On July 10th the Family Rights Group launched their report on the use of section 20 accommodation in England (section 76 in Wales – I will refer to section 20 throughout this post). We heard from Caroline Lynch, the author of the report and the Principal Legal Adviser of the Family Rights Group. The inquiry into the use of section 20 came about following growing unease about the impact of supposed ‘voluntary’ arrangements on parents, many of whom had no idea about the consequences or reach of a ‘section 20’.

[For further information about the law and practice governing the current use of section 20, please see The Transparency Project guidance note. EDIT – I have commented further about the legal framework governing making a placement order and discussed my concerns about why his needs to form part of the debate]

The report poses 4 central questions – What was the original purpose behind section 20? Is that purpose valid today? How is it being used? And what needs to change? Caroline’s  fundamental message was that we all must be better equipped to work in partnership – parents should not feel afraid of asking for help or that a few days respite care could lead to their baby being adopted.

Section 20 accommodation is used for a very wide range of circumstances – short respite care, long term care of disabled children, to house unaccompanied minors or as a precursor to care proceedings. As Caroline said “its breadth is as challenging as it is valuable”.

We heard from a parent and a foster carer about their experiences of working with social workers under the umbrella of section 20 and their experiences were sadly similar.  They echoed the Report’s findings of ‘soft coercion’ and pressure being applied and no one explaining what was happening (Louise Tickle has written more about one parent’s experiences in the Guardian today).

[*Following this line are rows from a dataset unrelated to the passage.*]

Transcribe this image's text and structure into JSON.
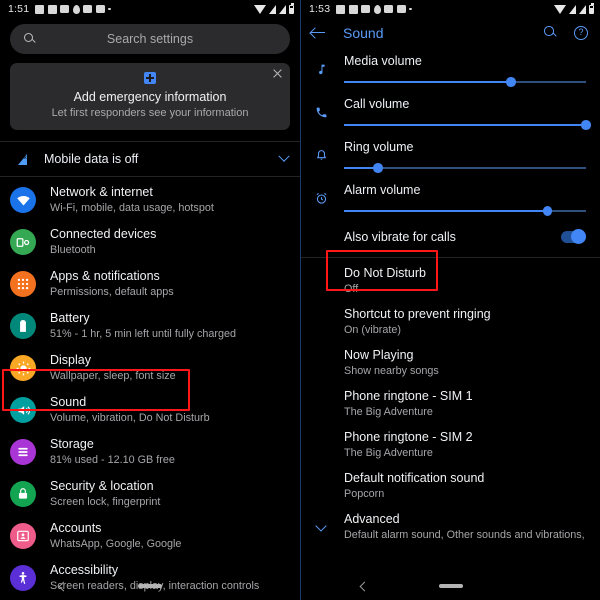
{
  "left": {
    "statusbar": {
      "clock": "1:51",
      "notification_icons": [
        "facebook-icon",
        "music-note-icon",
        "message-icon",
        "location-pin-icon",
        "mail-icon",
        "mail-icon-2",
        "more-dot-icon"
      ],
      "right_icons": [
        "wifi-icon",
        "signal-sim1-icon",
        "signal-sim2-icon",
        "battery-icon"
      ]
    },
    "search": {
      "placeholder": "Search settings"
    },
    "emergency_card": {
      "title": "Add emergency information",
      "subtitle": "Let first responders see your information",
      "icon": "emergency-plus-icon",
      "close_icon": "close-icon"
    },
    "mobile_data": {
      "label": "Mobile data is off",
      "icon": "signal-off-icon",
      "chevron": "chevron-down-icon"
    },
    "items": [
      {
        "title": "Network & internet",
        "subtitle": "Wi-Fi, mobile, data usage, hotspot",
        "icon": "wifi-icon",
        "color": "#1a73e8"
      },
      {
        "title": "Connected devices",
        "subtitle": "Bluetooth",
        "icon": "devices-icon",
        "color": "#34a853"
      },
      {
        "title": "Apps & notifications",
        "subtitle": "Permissions, default apps",
        "icon": "apps-grid-icon",
        "color": "#f4721f"
      },
      {
        "title": "Battery",
        "subtitle": "51% - 1 hr, 5 min left until fully charged",
        "icon": "battery-icon",
        "color": "#00897b"
      },
      {
        "title": "Display",
        "subtitle": "Wallpaper, sleep, font size",
        "icon": "brightness-icon",
        "color": "#f9a825"
      },
      {
        "title": "Sound",
        "subtitle": "Volume, vibration, Do Not Disturb",
        "icon": "volume-icon",
        "color": "#00a0a0",
        "highlighted": true
      },
      {
        "title": "Storage",
        "subtitle": "81% used - 12.10 GB free",
        "icon": "storage-icon",
        "color": "#aa35d6"
      },
      {
        "title": "Security & location",
        "subtitle": "Screen lock, fingerprint",
        "icon": "lock-icon",
        "color": "#13a452"
      },
      {
        "title": "Accounts",
        "subtitle": "WhatsApp, Google, Google",
        "icon": "account-card-icon",
        "color": "#ef5c8a"
      },
      {
        "title": "Accessibility",
        "subtitle": "Screen readers, display, interaction controls",
        "icon": "accessibility-icon",
        "color": "#5b2fd6"
      }
    ],
    "navbar": {
      "back": "back-chevron-icon",
      "home": "home-pill-icon"
    }
  },
  "right": {
    "statusbar": {
      "clock": "1:53",
      "notification_icons": [
        "facebook-icon",
        "music-note-icon",
        "message-icon",
        "location-pin-icon",
        "mail-icon",
        "mail-icon-2",
        "more-dot-icon"
      ],
      "right_icons": [
        "wifi-icon",
        "signal-sim1-icon",
        "signal-sim2-icon",
        "battery-icon"
      ]
    },
    "appbar": {
      "back_icon": "back-arrow-icon",
      "title": "Sound",
      "search_icon": "search-icon",
      "help_icon": "help-icon",
      "help_glyph": "?"
    },
    "sliders": [
      {
        "label": "Media volume",
        "icon": "music-note-icon",
        "value": 69
      },
      {
        "label": "Call volume",
        "icon": "phone-icon",
        "value": 100
      },
      {
        "label": "Ring volume",
        "icon": "bell-icon",
        "value": 14
      },
      {
        "label": "Alarm volume",
        "icon": "alarm-clock-icon",
        "value": 84
      }
    ],
    "vibrate_toggle": {
      "label": "Also vibrate for calls",
      "state": "on"
    },
    "items": [
      {
        "title": "Do Not Disturb",
        "subtitle": "Off",
        "highlighted": true
      },
      {
        "title": "Shortcut to prevent ringing",
        "subtitle": "On (vibrate)"
      },
      {
        "title": "Now Playing",
        "subtitle": "Show nearby songs"
      },
      {
        "title": "Phone ringtone - SIM 1",
        "subtitle": "The Big Adventure"
      },
      {
        "title": "Phone ringtone - SIM 2",
        "subtitle": "The Big Adventure"
      },
      {
        "title": "Default notification sound",
        "subtitle": "Popcorn"
      }
    ],
    "advanced": {
      "title": "Advanced",
      "subtitle": "Default alarm sound, Other sounds and vibrations, Mi Sound En",
      "chevron": "chevron-down-icon"
    },
    "navbar": {
      "back": "back-chevron-icon",
      "home": "home-pill-icon"
    }
  },
  "theme": {
    "accent": "#4285f4",
    "link": "#5b9bf8",
    "highlight": "#ff1717",
    "background": "#000000"
  }
}
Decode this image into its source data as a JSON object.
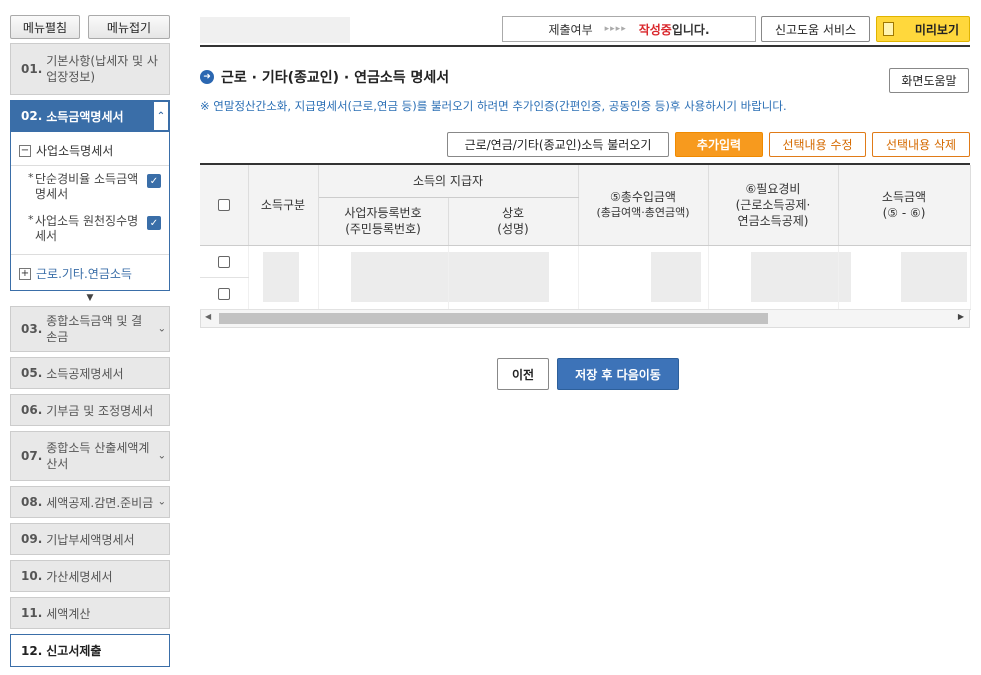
{
  "sidebar": {
    "expand_all": "메뉴펼침",
    "collapse_all": "메뉴접기",
    "steps": [
      {
        "num": "01.",
        "label": "기본사항(납세자 및 사업장정보)"
      },
      {
        "num": "02.",
        "label": "소득금액명세서"
      },
      {
        "num": "03.",
        "label": "종합소득금액 및 결손금"
      },
      {
        "num": "05.",
        "label": "소득공제명세서"
      },
      {
        "num": "06.",
        "label": "기부금 및 조정명세서"
      },
      {
        "num": "07.",
        "label": "종합소득 산출세액계산서"
      },
      {
        "num": "08.",
        "label": "세액공제.감면.준비금"
      },
      {
        "num": "09.",
        "label": "기납부세액명세서"
      },
      {
        "num": "10.",
        "label": "가산세명세서"
      },
      {
        "num": "11.",
        "label": "세액계산"
      },
      {
        "num": "12.",
        "label": "신고서제출"
      }
    ],
    "sub_group_1": "사업소득명세서",
    "sub_items": [
      "단순경비율 소득금액명세서",
      "사업소득 원천징수명세서"
    ],
    "sub_group_2": "근로.기타.연금소득"
  },
  "header": {
    "submit_label": "제출여부",
    "submit_arrows": "▸▸▸▸",
    "status_red": "작성중",
    "status_suffix": "입니다.",
    "help_service": "신고도움 서비스",
    "preview": "미리보기"
  },
  "page": {
    "title": "근로 · 기타(종교인) · 연금소득 명세서",
    "screen_help": "화면도움말",
    "notice": "※ 연말정산간소화, 지급명세서(근로,연금 등)를 불러오기 하려면 추가인증(간편인증, 공동인증 등)후 사용하시기 바랍니다."
  },
  "actions": {
    "load": "근로/연금/기타(종교인)소득 불러오기",
    "add": "추가입력",
    "edit": "선택내용 수정",
    "delete": "선택내용 삭제"
  },
  "table": {
    "col_type": "소득구분",
    "payer_group": "소득의 지급자",
    "biz_no_1": "사업자등록번호",
    "biz_no_2": "(주민등록번호)",
    "name_1": "상호",
    "name_2": "(성명)",
    "total_1": "⑤총수입금액",
    "total_2": "(총급여액·총연금액)",
    "exp_1": "⑥필요경비",
    "exp_2": "(근로소득공제·",
    "exp_3": "연금소득공제)",
    "income_1": "소득금액",
    "income_2": "(⑤ - ⑥)"
  },
  "nav": {
    "prev": "이전",
    "next": "저장 후 다음이동"
  }
}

This is particularly worrying when considering ‘foster to adopt’ placements and the concern expressed by Cathy Ashley that this could lead to ‘adoption by stealth’ when parents are pressured into agreeing placements for babies which may be very hard to ‘unpick’ down the line. This is the key problem with section 20 – unlike parents facing care proceedings, there is no legal aid available to give advice to parents being asked to accommodate their children ‘voluntarily’.

We then heard from Alisdair Smith of the London Borough of Southwark, which has 477 children in its care. 165 (34%) are accommodated under section 20. His LA had reviewed its practice after the judgment in Re N [2015] where the President had made it clear the ‘misuse’ of section 20 would no longer be tolerated. The use of section 20 was ultimately ‘about the values and principles of our practitioners and how they are supported by managers…. we need an ethical approach’. He agreed a ‘national template’ for section 20 agreements would be useful; making it clear to parents that they still kept their parental responsibility and could remove their children from section 20 accommodation without notice.

Finally we heard from the President, who pulled no punches.

He commented on the seemingly inexorable rise in the number of care cases, landing in a system with no corresponding increase in resources or judges. No one seems to know WHY this is happening but the President speculated that one possible cause was LAs ‘reacting’ to what they thought judges were saying. Further research is desperately needed to try and find out the root causes for this worrying increase in the number of children subject to care proceedings.

The President made it clear he did not disparage the long term use of section 20 in cases where it was needed. What was unacceptable was using section 20 for long periods of time as a precursor to care proceedings or to attempt to side step court scrutiny.

The President had nothing but praise for the work of the FRG and the efforts it made to mitigate the lack of formal state help for the parents in such circumstances.

But it is not a comfortable thought that we are relying upon a charity to fill such a serious gap in state provision. As the President commented – the real safeguard for parents against arbitrary interference from the State are ‘tough lawyers’ who are prepared to argue cases.

Where next?

Caroline set out the Report’s recommendations in light of their findings

  • the Government urgently needs to address the financial pressures on child welfare services and the lack of support for families
  • LAs need to review what data they collect about looked after children. They need to KNOW this cohort and in particular at what stage did they become subject to section 20 accommodation
  • The Government needs to commission research to help us understand how section 20 is used
  • We need a ‘national template’ for a section 20 agreement which sets out clearly the legal consequences of such arrangements, and that parents retain their PR throughout.
  • Parents with learning difficulties should not be excluded from working in partnership but should be given the tools and support necessary to allow them to take part in the process
  • With regard to ‘foster to adopt’ placements, they must be subject to court scrutiny and parents must be properly informed.